And Lincoln delivered his second inaugural as the Civil War was winding down. But instead of a victory speech, chose a different tone, noting that God gave "to both North and South this terrible war as the woes due" for America's original sin, slavery. He closed:
With malice toward none, with charity for all, with firmness in the right as God gives us to see the right, let us strive on to finish the work we are in, to bind up the nation's wounds, to care for him who shall have borne the battle and for his widow and his orphan, to do all which may achieve and cherish a just and lasting peace among ourselves and with all nations.
Obviously Obama isn't renewing his oath at a time even remotely akin to 1801 or 1865 (despite what some in the Tea Party fringe might say). But a magnanimous tone is a good way to start a term.
Don't be programmatic. Too many of the forgettable inaugural addresses read like State of the Union addresses—long lists of programs and policies which ground what should be a more elevated occasion ("a day of national consecration," as FDR put it in his first inaugural, or a "celebration of freedom," in JFK's words). The best inaugurals, Shesol says, "speak very directly to their moment but they also say something to our own. They manage to be timeless without being lost in the ether somewhere."
Do be philosophical. The two most recent of the great inaugurals have been eloquent expressions of the liberal governing philosophy. In Roosevelt's second inaugural, in 1937, he made a strong, eloquent case for activist government.
We of the Republic sensed the truth that democratic government has innate capacity to protect its people against disasters once considered inevitable, to solve problems once considered unsolvable. We would not admit that we could not find a way to master economic epidemics just as, after centuries of fatalistic suffering, we had found a way to master epidemics of disease. We refused to leave the problems of our common welfare to be solved by the winds of chance and the hurricanes of disaster.
Two dozen years later, Kennedy devoted his inaugural to a foreign policy. While some of his eloquence has a tinge of tragedy—promises to "bear any burden" in the fight against communism take on a new meaning after Vietnam—it is balanced by his stirring summons to public service and his exhortation to "begin anew the quest for peace" and find ways to work together and "join in creating a new endeavor, not a new balance of power, but a new world of law, where the strong are just and the weak secure and the peace preserved."

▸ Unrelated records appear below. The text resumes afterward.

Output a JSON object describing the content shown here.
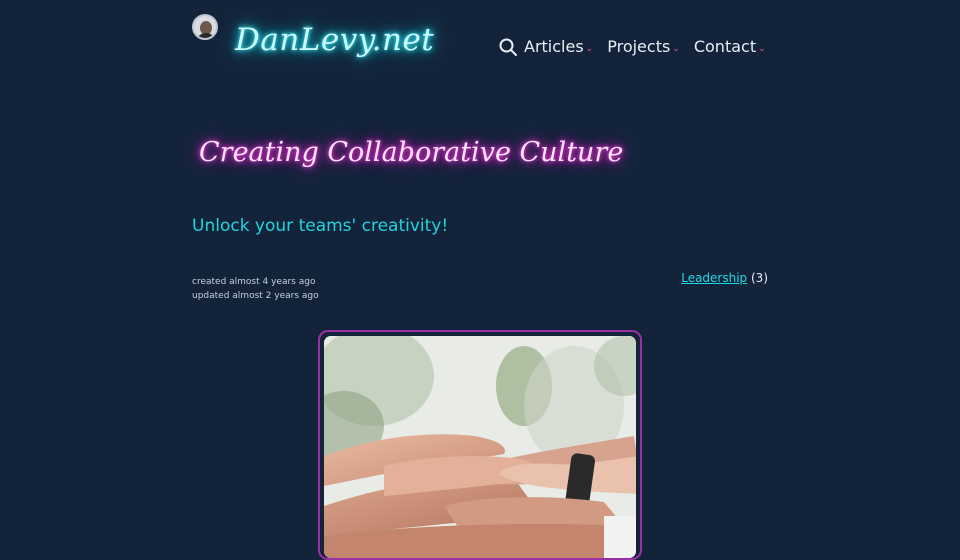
{
  "site": {
    "logo_text": "DanLevy.net"
  },
  "nav": {
    "items": [
      {
        "label": "Articles"
      },
      {
        "label": "Projects"
      },
      {
        "label": "Contact"
      }
    ]
  },
  "article": {
    "title": "Creating Collaborative Culture",
    "subtitle": "Unlock your teams' creativity!",
    "created": "created almost 4 years ago",
    "updated": "updated almost 2 years ago",
    "tag": {
      "label": "Leadership",
      "count": "(3)"
    }
  },
  "colors": {
    "background": "#13243a",
    "logo_glow": "#18d8e8",
    "title_glow": "#e020c8",
    "subtitle": "#20d4de",
    "nav_chevron": "#ff4fa8",
    "image_border": "#9a2fa6"
  },
  "icons": [
    "search-icon",
    "chevron-down-icon"
  ]
}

Do have some poetry. You can't have a memorable speech without memorable lines. In addition to the passages already quoted here I would be remiss to omit what are possibly the two most famous inaugural lines ever delivered: FDR's exhortation that "the only thing we have to fear is fear itself" and JFK's to "ask not what your country can do for you—ask what you can do for your country."

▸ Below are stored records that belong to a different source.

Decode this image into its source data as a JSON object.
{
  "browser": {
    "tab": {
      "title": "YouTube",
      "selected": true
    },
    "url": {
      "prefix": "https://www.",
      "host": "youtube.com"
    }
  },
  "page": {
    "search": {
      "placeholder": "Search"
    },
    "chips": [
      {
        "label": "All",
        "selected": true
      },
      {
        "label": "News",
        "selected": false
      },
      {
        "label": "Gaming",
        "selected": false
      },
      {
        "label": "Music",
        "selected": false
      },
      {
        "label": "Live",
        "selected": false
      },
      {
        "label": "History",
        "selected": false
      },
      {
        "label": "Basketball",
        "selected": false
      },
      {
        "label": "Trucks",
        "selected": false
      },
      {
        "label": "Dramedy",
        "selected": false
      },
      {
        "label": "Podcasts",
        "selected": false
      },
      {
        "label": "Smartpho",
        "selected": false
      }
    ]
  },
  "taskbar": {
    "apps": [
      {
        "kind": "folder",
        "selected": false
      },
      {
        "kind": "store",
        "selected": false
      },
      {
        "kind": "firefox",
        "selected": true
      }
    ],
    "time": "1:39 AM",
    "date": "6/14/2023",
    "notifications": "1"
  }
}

Obama's first inaugural was—intentionally, it seems—calibrated not to soar. "It had its feet solidly on the ground and that was one of its strengths, but I don't think it reached high enough," says Shesol. Presidential speechwriters joke about attempt to "write for the marble"—trying too hard to compose something that will end up carved into a presidential memorial one day. But given what the president is capable of both as a speaker and as a crafter of speeches, it would be a real pity if he didn't use the occasion of either of his inaugural addresses to swing for the proverbial fences. The odds are against success, but if he beats them we'll witness history.
As the poet Robert Browning once wrote, "For a man's reach must exceed his grasp or what's a heaven for?"